**Description of the task:**
Go through the entries and say how many lines contain the string "this". The number is the whole answer.

**Data for processing:**
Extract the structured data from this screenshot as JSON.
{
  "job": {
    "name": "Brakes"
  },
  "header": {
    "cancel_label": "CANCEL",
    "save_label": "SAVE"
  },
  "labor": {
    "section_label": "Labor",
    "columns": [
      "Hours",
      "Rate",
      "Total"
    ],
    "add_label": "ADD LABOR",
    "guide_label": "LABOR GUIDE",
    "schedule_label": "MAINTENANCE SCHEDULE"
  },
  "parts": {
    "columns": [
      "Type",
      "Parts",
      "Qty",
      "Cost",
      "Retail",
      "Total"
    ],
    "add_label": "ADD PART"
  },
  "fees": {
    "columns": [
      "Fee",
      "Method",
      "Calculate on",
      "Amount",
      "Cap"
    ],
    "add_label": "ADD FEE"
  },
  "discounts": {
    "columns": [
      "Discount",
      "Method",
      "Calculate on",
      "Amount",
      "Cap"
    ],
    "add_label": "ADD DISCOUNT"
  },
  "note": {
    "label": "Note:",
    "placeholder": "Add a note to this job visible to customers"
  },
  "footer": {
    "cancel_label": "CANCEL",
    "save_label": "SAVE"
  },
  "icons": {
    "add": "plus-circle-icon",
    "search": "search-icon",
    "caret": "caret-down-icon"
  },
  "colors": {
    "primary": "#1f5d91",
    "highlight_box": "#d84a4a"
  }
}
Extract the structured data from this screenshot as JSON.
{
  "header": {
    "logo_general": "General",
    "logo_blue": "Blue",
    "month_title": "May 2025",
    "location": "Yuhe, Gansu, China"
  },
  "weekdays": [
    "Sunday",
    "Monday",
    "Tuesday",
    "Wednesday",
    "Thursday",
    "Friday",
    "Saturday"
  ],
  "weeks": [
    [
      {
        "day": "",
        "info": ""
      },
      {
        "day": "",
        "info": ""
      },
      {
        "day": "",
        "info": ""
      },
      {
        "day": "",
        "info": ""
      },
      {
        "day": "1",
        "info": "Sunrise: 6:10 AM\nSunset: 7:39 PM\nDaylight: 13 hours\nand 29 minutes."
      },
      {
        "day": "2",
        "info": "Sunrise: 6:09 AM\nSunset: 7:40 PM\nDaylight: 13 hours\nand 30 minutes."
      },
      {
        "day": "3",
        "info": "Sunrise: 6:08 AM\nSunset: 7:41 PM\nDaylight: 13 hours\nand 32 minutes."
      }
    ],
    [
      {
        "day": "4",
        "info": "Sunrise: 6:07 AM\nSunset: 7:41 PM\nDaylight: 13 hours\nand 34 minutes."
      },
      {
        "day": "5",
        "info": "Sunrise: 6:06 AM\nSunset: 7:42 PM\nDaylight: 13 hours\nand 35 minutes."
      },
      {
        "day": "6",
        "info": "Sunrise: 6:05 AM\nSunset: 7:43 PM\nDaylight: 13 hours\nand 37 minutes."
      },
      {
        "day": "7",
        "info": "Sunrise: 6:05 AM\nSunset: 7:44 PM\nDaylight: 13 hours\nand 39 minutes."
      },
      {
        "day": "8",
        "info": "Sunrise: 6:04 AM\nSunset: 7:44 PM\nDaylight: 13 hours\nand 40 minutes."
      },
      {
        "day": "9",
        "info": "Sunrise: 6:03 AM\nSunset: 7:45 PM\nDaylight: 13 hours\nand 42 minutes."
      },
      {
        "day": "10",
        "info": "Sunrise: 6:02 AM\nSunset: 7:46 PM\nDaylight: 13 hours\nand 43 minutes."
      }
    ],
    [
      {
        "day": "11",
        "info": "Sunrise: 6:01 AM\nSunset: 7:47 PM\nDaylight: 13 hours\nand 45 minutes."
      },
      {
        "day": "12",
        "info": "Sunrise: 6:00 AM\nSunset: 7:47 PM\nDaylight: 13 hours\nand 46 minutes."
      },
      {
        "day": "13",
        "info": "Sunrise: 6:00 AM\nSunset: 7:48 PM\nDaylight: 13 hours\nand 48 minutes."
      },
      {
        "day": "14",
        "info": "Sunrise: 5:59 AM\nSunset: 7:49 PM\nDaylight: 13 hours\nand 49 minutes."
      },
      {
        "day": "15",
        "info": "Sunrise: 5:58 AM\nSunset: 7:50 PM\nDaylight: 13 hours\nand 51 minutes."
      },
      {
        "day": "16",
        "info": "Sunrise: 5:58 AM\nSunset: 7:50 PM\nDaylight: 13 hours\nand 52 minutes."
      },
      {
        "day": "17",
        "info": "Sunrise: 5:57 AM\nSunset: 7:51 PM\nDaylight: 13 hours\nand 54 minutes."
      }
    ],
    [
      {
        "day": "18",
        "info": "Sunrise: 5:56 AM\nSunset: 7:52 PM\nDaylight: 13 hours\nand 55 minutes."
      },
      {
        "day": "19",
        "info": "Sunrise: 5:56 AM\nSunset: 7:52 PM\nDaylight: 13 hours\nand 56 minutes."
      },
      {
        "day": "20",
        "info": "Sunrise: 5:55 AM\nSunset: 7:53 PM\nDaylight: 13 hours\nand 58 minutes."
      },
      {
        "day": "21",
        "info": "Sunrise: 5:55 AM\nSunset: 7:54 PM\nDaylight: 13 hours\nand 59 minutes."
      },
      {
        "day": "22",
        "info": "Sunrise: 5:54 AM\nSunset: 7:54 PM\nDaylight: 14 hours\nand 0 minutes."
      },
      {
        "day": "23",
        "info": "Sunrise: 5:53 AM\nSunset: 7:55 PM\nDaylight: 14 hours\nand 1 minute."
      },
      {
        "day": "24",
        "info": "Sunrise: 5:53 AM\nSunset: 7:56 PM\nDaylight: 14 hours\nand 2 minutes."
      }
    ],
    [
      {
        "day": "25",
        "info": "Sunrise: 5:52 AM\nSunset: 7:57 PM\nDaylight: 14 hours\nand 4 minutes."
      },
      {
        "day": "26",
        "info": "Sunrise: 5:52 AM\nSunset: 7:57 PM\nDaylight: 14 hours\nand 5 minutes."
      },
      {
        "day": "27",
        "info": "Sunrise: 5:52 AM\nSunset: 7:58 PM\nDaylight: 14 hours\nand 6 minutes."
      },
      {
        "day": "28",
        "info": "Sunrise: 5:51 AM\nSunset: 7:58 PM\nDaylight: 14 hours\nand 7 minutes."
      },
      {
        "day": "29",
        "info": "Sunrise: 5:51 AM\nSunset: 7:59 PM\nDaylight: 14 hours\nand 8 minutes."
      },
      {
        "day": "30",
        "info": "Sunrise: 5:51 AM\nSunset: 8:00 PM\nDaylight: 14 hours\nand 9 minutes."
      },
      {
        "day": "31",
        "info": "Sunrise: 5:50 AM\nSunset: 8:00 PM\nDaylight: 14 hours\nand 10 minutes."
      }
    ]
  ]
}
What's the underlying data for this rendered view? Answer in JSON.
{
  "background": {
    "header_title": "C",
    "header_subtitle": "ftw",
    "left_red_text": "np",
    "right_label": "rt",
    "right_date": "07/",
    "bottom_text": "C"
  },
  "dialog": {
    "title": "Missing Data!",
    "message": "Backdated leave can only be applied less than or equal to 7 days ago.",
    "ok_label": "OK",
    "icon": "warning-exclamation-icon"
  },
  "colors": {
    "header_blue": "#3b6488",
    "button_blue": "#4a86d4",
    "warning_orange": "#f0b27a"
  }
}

**Response to the task:**
4